What Are The Best Questions For A Job Seeker To Ask During The Job Interview Process
It’s true that a job interview is a two-way conversation. Both the employer and the job seeker should have a chance to ask questions and get answers. The hiring process is a chance for the employer to vet you and your fit for the job, but also for you to learn more about the employer and vet if the job is a fit for what you want and need. This vetting should be your guide as you put together your list of questions and go through the job interview process.
Understand the job description
That said, you’re in a position where you’re still trying to land that job, so keep that in mind as you put together these questions. Specifically, the first type of question you want to focus on are questions to rebuild the job description. Why do I say “rebuild”?
Job postings are notoriously incorrect. You might have applied to a specific posting, and so you might think that you understand what the job is. However, sometimes (I estimate many times more than an employer will admit) the job posting they use for one job is a copy-and-paste from a previous job description.
Or, sometimes the employer puts together the job description and then as they go through the hiring process their wish lists change. Or maybe the business changes or market conditions change, and these changes mean the initial job description no longer holds. An employer will rarely go back to redo the job description once the search is underway, so you really want to rebuild it from scratch.
Ask enough questions so that you really understand what the job is, what the employer is looking for, and the timeline of when things need to happen. All of these questions are both going to help you decide if you want this job now — knowing the most updated information about it – and will also help you in future interviews. The questions that you ask are a great source of information to help you perform better in the next interview.
Understand the company culture
The second type of question to focus on are different questions for HR and for people actually in the department, group, or line of business that you’re interviewing for. Let’s say that you are interviewing for a marketing job. When you talk to HR, ask questions about the culture of the company or the history of the company, or people in marketing in general. What does onboarding look like? What’s the typical career path? What training and mentoring is available?
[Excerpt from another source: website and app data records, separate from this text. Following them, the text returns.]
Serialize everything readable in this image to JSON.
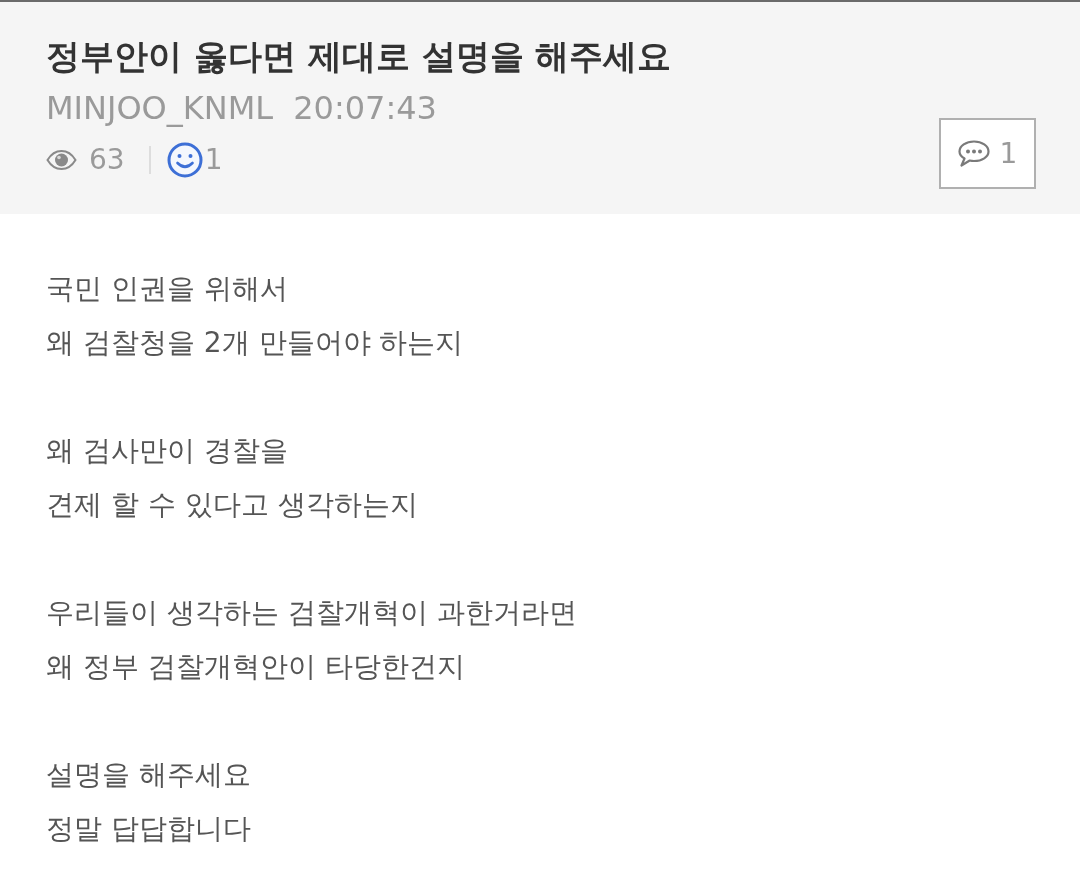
{
  "post": {
    "title": "정부안이 옳다면 제대로 설명을 해주세요",
    "author": "MINJOO_KNML",
    "time": "20:07:43",
    "views": "63",
    "reactions": "1",
    "comments": "1"
  },
  "body": {
    "paragraphs": [
      [
        "국민 인권을 위해서",
        "왜 검찰청을 2개 만들어야 하는지"
      ],
      [
        "왜 검사만이 경찰을",
        "견제 할 수 있다고 생각하는지"
      ],
      [
        "우리들이 생각하는 검찰개혁이 과한거라면",
        "왜 정부 검찰개혁안이 타당한건지"
      ],
      [
        "설명을 해주세요",
        "정말 답답합니다"
      ]
    ]
  }
}
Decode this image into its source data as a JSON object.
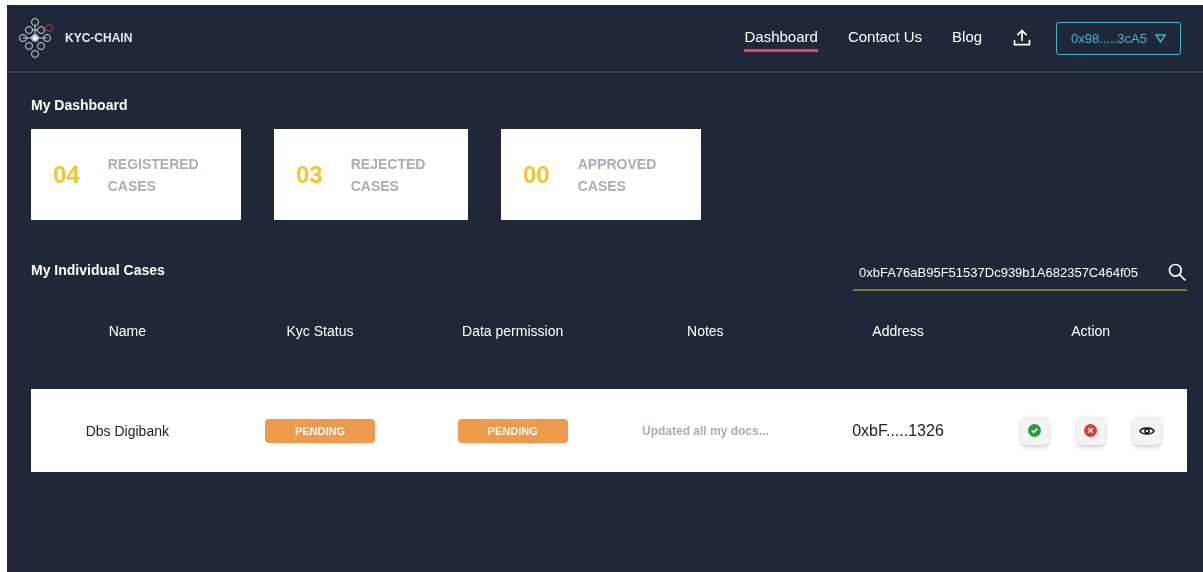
{
  "header": {
    "logo_text": "KYC-CHAIN",
    "nav": [
      {
        "label": "Dashboard",
        "selected": true
      },
      {
        "label": "Contact Us",
        "selected": false
      },
      {
        "label": "Blog",
        "selected": false
      }
    ],
    "account": "0x98.....3cA5"
  },
  "dashboard": {
    "title": "My Dashboard",
    "stats": [
      {
        "value": "04",
        "label_line1": "REGISTERED",
        "label_line2": "CASES"
      },
      {
        "value": "03",
        "label_line1": "REJECTED",
        "label_line2": "CASES"
      },
      {
        "value": "00",
        "label_line1": "APPROVED",
        "label_line2": "CASES"
      }
    ]
  },
  "cases": {
    "title": "My Individual Cases",
    "search": {
      "value": "0xbFA76aB95F51537Dc939b1A682357C464f05"
    },
    "table": {
      "columns": [
        "Name",
        "Kyc Status",
        "Data permission",
        "Notes",
        "Address",
        "Action"
      ],
      "rows": [
        {
          "name": "Dbs Digibank",
          "kyc_status": {
            "label": "PENDING",
            "kind": "pending"
          },
          "data_permission": {
            "label": "PENDING",
            "kind": "pending"
          },
          "notes": "Updated all my docs...",
          "address": "0xbF.....1326"
        }
      ]
    }
  }
}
You can certainly ask some of these questions to people in the line of business, but talking to the business is your opportunity to understand the inside workings of that business (the marketing group in this example). How is marketing done? How is marketing differentiated by this company versus other companies? What can you expect to be doing day-to-day? What specific initiatives are in the pipeline?
What specific goals do they have to hit before year end?
Sometimes HR will know these department-specific questions, but most of the time people in HR are working across all of the departments. So you want to ask general company-wide questions to HR and save the department-specific questions to the actual line of business.
Understand where the company is going
Finally, the third type of question to think about when you’re putting together your list of questions is positively framed questions. You’re still selling yourself in this job interview. Yes, you are trying to dig into the company to see if it’s a place that you want to work or a job that you want to do. But you also want to have those considerations on your own time when you already have the offer in hand. Until you have that offer in hand, focus on positively-framed questions. Where do you see this company going — within the next 12 months, within the next 24 months?
Let’s say that you recently read that the company has hit some turmoil in the current market. Maybe this employer is a manufacturing company and having issues with supply chain delays that are hampering the company. Should you ask about that? Probably not in the initial interviews.
It might be something that you want to dig into on the side — with people who’ve already left the company or with people that are not involved in the hiring process. If you really feel like this is something that you want to know, do your research, but do it in a way that you still keep the temperature up and positive in terms of the questions.
This is not about asking just easy softball questions, but more about asking questions that speak to things they want. Focusing on what they want to happen means you can go forward in future interviews with this shared wonderful vision of how working together will get to this happy place. This actually circles back to that very first type of question that helps you rebuild the job description. When you focus on positively framed questions about where the company is going and how it’s going to grow, then you can also frame yourself as being that perfect addition to the team.
Keep the positive vibes going throughout the hiring process. You are still selling yourself in a job interview.
Caroline Ceniza-Levine is a longtime recruiter turned career coach and media expert on the job market. She has coached executives from Amazon, American Express, Condé Nast, Goldman Sachs, Google, McKinsey, Tesla, and other leading firms. She has been a repeat TV guest on CBS, CNN, CNBC, and Fox Business and has been quoted in major media outlets, including BusinessWeek, Entrepreneur, Fast Company, Fortune, Inc, NPR, and Success Magazine. Ceniza-Levine is a career columnist for Forbes and formerly wrote for Money.com, Time.com, CNBC, and Portfolio. She is the author of three books, including Jump Ship: 10 Steps To Starting A New Career.